-- To do --
Each record below needs to be reproduced precisely, though not its pictures.

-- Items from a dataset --
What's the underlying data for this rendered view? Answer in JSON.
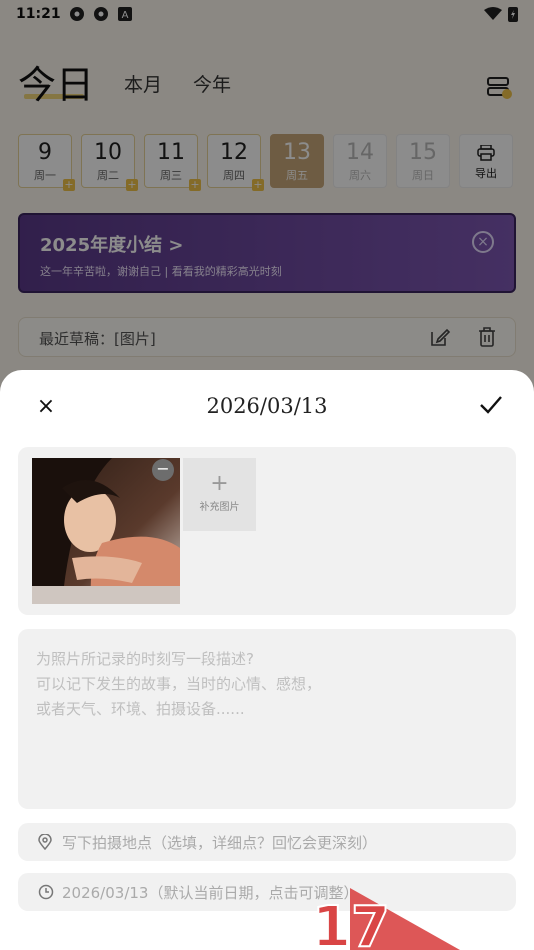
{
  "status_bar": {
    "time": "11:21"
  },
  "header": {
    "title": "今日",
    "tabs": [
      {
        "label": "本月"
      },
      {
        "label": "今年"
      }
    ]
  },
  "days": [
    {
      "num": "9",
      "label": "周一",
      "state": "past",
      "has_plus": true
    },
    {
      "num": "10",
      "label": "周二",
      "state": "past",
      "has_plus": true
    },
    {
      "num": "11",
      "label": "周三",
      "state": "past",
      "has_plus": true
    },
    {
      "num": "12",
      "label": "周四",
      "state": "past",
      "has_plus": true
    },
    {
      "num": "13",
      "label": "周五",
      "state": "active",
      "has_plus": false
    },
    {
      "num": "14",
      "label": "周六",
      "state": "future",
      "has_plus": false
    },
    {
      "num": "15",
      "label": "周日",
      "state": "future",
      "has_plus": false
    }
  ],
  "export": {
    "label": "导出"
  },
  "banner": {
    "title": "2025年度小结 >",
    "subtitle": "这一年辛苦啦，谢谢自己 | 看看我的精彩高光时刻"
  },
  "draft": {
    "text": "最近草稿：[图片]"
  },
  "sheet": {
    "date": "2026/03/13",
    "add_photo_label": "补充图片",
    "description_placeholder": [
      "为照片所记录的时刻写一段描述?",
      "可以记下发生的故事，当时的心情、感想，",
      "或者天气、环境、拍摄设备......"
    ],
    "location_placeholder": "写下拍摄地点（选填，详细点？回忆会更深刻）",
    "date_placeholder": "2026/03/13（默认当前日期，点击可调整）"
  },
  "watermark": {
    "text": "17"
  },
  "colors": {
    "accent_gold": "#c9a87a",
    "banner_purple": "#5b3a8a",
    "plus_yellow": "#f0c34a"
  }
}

-- Exercise solution --
What's the underlying data for this rendered view? Answer in JSON.
{
  "status_bar": {
    "time": "11:21"
  },
  "header": {
    "title": "今日",
    "tabs": [
      {
        "label": "本月"
      },
      {
        "label": "今年"
      }
    ]
  },
  "days": [
    {
      "num": "9",
      "label": "周一",
      "state": "past",
      "has_plus": true
    },
    {
      "num": "10",
      "label": "周二",
      "state": "past",
      "has_plus": true
    },
    {
      "num": "11",
      "label": "周三",
      "state": "past",
      "has_plus": true
    },
    {
      "num": "12",
      "label": "周四",
      "state": "past",
      "has_plus": true
    },
    {
      "num": "13",
      "label": "周五",
      "state": "active",
      "has_plus": false
    },
    {
      "num": "14",
      "label": "周六",
      "state": "future",
      "has_plus": false
    },
    {
      "num": "15",
      "label": "周日",
      "state": "future",
      "has_plus": false
    }
  ],
  "export": {
    "label": "导出"
  },
  "banner": {
    "title": "2025年度小结 >",
    "subtitle": "这一年辛苦啦，谢谢自己 | 看看我的精彩高光时刻"
  },
  "draft": {
    "text": "最近草稿：[图片]"
  },
  "sheet": {
    "date": "2026/03/13",
    "add_photo_label": "补充图片",
    "description_placeholder": [
      "为照片所记录的时刻写一段描述?",
      "可以记下发生的故事，当时的心情、感想，",
      "或者天气、环境、拍摄设备......"
    ],
    "location_placeholder": "写下拍摄地点（选填，详细点？回忆会更深刻）",
    "date_placeholder": "2026/03/13（默认当前日期，点击可调整）"
  },
  "watermark": {
    "text": "17"
  },
  "colors": {
    "accent_gold": "#c9a87a",
    "banner_purple": "#5b3a8a",
    "plus_yellow": "#f0c34a"
  }
}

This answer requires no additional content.